    Stella Well known member

    Anger was never expressed when I was growing up. I never, once, heard my parents fight. Expressing anger was not acceptable. Over the years I had read "anger turned inwards is depression." I have had depression my entire adult life until I participated in the TMSwiki. Wow, how amazing.
    Laudisco likes this.
  6. Andy Bayliss

    Andy Bayliss TMS Coach & Beloved Grand Eagle

    Hi Barb,

    I guess there is a connection between repressed/supressed anger, and in response, rage from the parts of you who want to be themselves, and in their power. A rage at the "forces" that keep you from being real. I was taught that anger is a route to real strength (or aliveness), so this all makes sense.

    We deny our anger, and then we feel powerless. And we are rageful about that! But we "can't/shouldn't feel" that level of rage, so: symptoms!

    Andy B.
    Laudisco and Barb M. like this.
  7. lexylucy

    lexylucy Well known member

    My mom was violent when I was little. The women in my family expressed rage openly - my grandma would throw a cocktail -smash against a wall to express herself. Sometimes I would think it was entertaining but other times I was terrified - of these outbursts of rage. In my own work - I have been uncovering anger I feel at various people --and yesterday on Day 2 - :) and what I've found is that for me there was a fear of being angry because I didn't want to hurt anybody. And I had models of women who were undisciplined and out of control. So now I have reassured myself that it is ok to feel angry. - I can write or I can curse I can play music -or just feel the anger - let it pour through me and release it. It doesn't mean I am going to yell at anyone or hit them. Quite often after letting myself feel the rage I feel better around that person :)
    Laudisco and Barb M. like this.
  8. Andy Bayliss

    Andy Bayliss TMS Coach & Beloved Grand Eagle

    So wonderful to realize that we can feel anger, be angry, express anger to others, but in a way that is not acting out. That anger is scary is very familiar to me. So there you (I) have a reason for symptoms. Wonderful to begin to tease apart the emotions, discerning with an adult's mind the experience of anger from the imprints of believing anger puts us in danger or puts others in danger. Breakthroughs for all of us!
    lexylucy likes this.
  9. lexylucy

    lexylucy Well known member

    "My brother and I just looked at each other not knowing where to put ourselves. " Quote

    awww. i can relate to this. That kind of fear have an affect on the body
  10. linapina

    linapina New Member

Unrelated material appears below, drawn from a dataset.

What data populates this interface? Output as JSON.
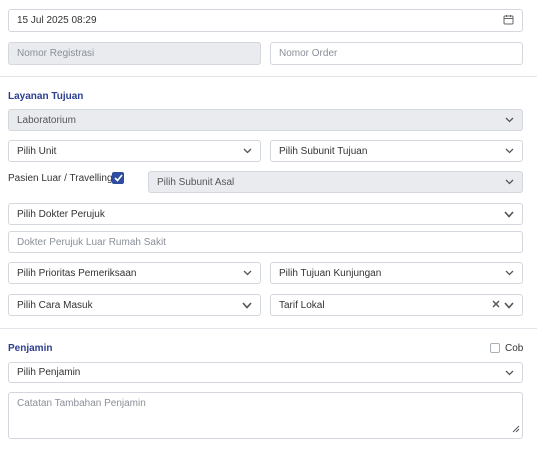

    In my house we only expressed anger by storming out of the room and into the bedroom or whatever and bang the door shut. Then you stayed there until the anger had subsided and you could go out and nobody would mention the 'outburst' or talk about it, just pretend like it never happened. I still have the tendency to do this. Find it very hard to be confronted with anger or show my anger any other way. This happened the last time I saw my brother and we are both over 50 today... Makes me feel sad.
  11. lexylucy

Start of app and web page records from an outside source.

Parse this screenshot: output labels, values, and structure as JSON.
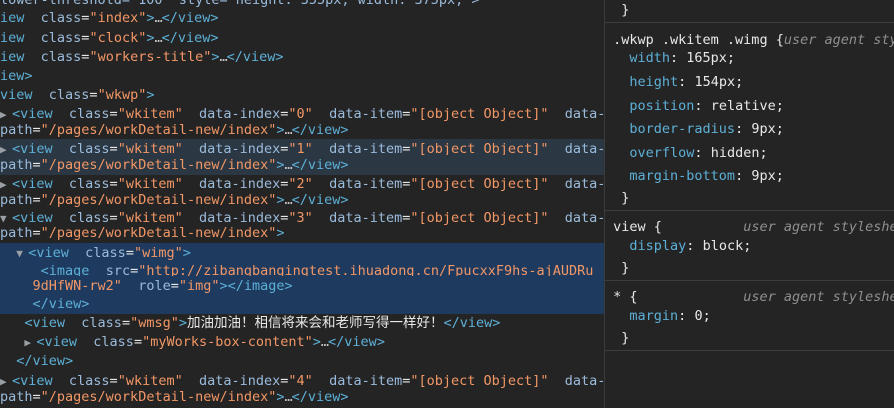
{
  "dom": {
    "line0": {
      "pre": "lower-threshold=\"100\" style=\"height: 355px; width: 375px;\">"
    },
    "line1": {
      "a": "iew",
      "b": "class",
      "c": "\"index\"",
      "d": ">",
      "e": "…",
      "f": "</view>"
    },
    "line2": {
      "a": "iew",
      "b": "class",
      "c": "\"clock\"",
      "d": ">",
      "e": "…",
      "f": "</view>"
    },
    "line3": {
      "a": "iew",
      "b": "class",
      "c": "\"workers-title\"",
      "d": ">",
      "e": "…",
      "f": "</view>"
    },
    "line4": {
      "a": "iew>"
    },
    "line5": {
      "a": "view",
      "b": "class",
      "c": "\"wkwp\"",
      "d": ">"
    },
    "items": [
      {
        "index": "\"0\"",
        "item": "\"[object Object]\"",
        "path": "\"/pages/workDetail-new/index\""
      },
      {
        "index": "\"1\"",
        "item": "\"[object Object]\"",
        "path": "\"/pages/workDetail-new/index\""
      },
      {
        "index": "\"2\"",
        "item": "\"[object Object]\"",
        "path": "\"/pages/workDetail-new/index\""
      },
      {
        "index": "\"3\"",
        "item": "\"[object Object]\"",
        "path": "\"/pages/workDetail-new/index\""
      }
    ],
    "item4": {
      "index": "\"4\"",
      "item": "\"[object Object]\"",
      "path": "\"/pages/workDetail-new/index\""
    },
    "common": {
      "view_open": "<view",
      "class_attr": "class",
      "wkitem_val": "\"wkitem\"",
      "data_index_attr": "data-index",
      "data_item_attr": "data-item",
      "data_tail": "data-",
      "path_attr": "path",
      "close_gt": ">",
      "ellipsis": "…",
      "view_close": "</view>"
    },
    "wimg": {
      "tag": "<view",
      "attr": "class",
      "val": "\"wimg\"",
      "gt": ">"
    },
    "image": {
      "tag": "<image",
      "src_attr": "src",
      "src_val_1": "\"http://zibangbangingtest.ihuadong.cn/FpucxxF9hs-ajAUDRu",
      "src_val_2": "9dHfWN-rw2\"",
      "role_attr": "role",
      "role_val": "\"img\"",
      "close": "></image>"
    },
    "wimg_close": "</view>",
    "wmsg": {
      "tag": "<view",
      "attr": "class",
      "val": "\"wmsg\"",
      "gt": ">",
      "text": "加油加油！相信将来会和老师写得一样好！",
      "close": "</view>"
    },
    "box": {
      "tag": "<view",
      "attr": "class",
      "val": "\"myWorks-box-content\"",
      "gt": ">",
      "ell": "…",
      "close": "</view>"
    },
    "outer_close": "</view>"
  },
  "styles": {
    "top_brace": "}",
    "rule1": {
      "selector": ".wkwp .wkitem .wimg {",
      "origin": "user agent sty",
      "props": [
        {
          "name": "width",
          "value": "165px;"
        },
        {
          "name": "height",
          "value": "154px;"
        },
        {
          "name": "position",
          "value": "relative;"
        },
        {
          "name": "border-radius",
          "value": "9px;"
        },
        {
          "name": "overflow",
          "value": "hidden;"
        },
        {
          "name": "margin-bottom",
          "value": "9px;"
        }
      ],
      "close": "}"
    },
    "rule2": {
      "selector": "view {",
      "origin": "user agent styleshe",
      "prop": "display",
      "value": "block;",
      "close": "}"
    },
    "rule3": {
      "selector": "* {",
      "origin": "user agent styleshe",
      "prop": "margin",
      "value": "0;",
      "close": "}"
    }
  }
}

    lexylucy Well known member

    Find it very hard to be confronted with anger or show my anger any other way.... Makes me feel sad.[/QUOTE]

    aww..Those habits are hard to break. It always feels awkward being confrontational and communicative if you weren't raised that way. I can understand - my dad has trouble communicating -an irish secret keeper. And I learned that way. Somewhere along the line I decided I don't want to be that way anymore. Want to be more open and say how I feel but sometimes it is really going against the grain for me.
  12. Laudisco

    Laudisco Well known member

    I agree that it's difficult to feel comfortable expressing anger as a woman, as it's not very acceptable for females in our society. Also, it seems that many women are concerned about not hurting others and maintaining social harmony.

    However, doing the journalling has helped a lot in this area. I particularly like the "unsent letter" technique. Sometimes scribbling or painting in a notebook, or tearing up some paper, can help me deal with feelings of anger and express them in some way. Simple acknowledging "I feel angry" often helps me too - just being aware of it and accepting it is a big part of the battle!
    Barb M. likes this.

Share This Page